• [What the task asks] Where a line in the material below has the string "type", please report it.

BEGIN Listed entries

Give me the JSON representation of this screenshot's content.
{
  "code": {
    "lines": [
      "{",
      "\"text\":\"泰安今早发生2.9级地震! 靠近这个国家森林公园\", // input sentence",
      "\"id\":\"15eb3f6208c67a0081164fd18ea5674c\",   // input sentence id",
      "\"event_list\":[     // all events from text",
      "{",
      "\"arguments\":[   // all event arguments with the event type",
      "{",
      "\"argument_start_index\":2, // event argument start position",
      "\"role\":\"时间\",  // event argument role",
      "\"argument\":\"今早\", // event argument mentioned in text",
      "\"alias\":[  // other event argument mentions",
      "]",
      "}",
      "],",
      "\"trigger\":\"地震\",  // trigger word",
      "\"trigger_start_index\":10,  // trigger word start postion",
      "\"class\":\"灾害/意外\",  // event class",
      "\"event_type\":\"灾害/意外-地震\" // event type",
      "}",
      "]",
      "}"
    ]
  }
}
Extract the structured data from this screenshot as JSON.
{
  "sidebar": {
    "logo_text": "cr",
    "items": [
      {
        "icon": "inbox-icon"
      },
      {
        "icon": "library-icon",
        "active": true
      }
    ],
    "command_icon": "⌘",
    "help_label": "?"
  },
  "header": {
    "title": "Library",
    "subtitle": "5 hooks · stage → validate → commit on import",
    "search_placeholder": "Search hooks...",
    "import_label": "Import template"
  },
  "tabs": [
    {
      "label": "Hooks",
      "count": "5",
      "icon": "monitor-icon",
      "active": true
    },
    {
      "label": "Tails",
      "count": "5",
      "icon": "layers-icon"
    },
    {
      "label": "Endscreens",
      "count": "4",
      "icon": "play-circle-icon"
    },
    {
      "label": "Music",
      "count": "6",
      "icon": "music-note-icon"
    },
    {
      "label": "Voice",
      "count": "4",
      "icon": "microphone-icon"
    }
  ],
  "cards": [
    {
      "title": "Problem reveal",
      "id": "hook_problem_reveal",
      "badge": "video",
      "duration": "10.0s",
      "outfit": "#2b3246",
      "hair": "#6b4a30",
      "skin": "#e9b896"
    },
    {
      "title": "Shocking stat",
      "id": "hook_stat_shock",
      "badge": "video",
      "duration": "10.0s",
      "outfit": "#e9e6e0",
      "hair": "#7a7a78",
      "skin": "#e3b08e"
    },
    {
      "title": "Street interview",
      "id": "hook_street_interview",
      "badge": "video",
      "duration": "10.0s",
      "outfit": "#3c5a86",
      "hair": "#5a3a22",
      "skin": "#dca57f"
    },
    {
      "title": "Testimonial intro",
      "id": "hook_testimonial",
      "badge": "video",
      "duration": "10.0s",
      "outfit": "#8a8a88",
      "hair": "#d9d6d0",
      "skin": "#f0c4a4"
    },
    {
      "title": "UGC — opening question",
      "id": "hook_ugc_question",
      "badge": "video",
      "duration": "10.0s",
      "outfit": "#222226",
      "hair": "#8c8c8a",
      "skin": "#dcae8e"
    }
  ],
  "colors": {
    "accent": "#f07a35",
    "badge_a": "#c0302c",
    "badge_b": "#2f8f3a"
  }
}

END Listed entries

• [Finished exercise]
      "\"arguments\":[   // all event arguments with the event type",
      "\"event_type\":\"灾害/意外-地震\" // event type",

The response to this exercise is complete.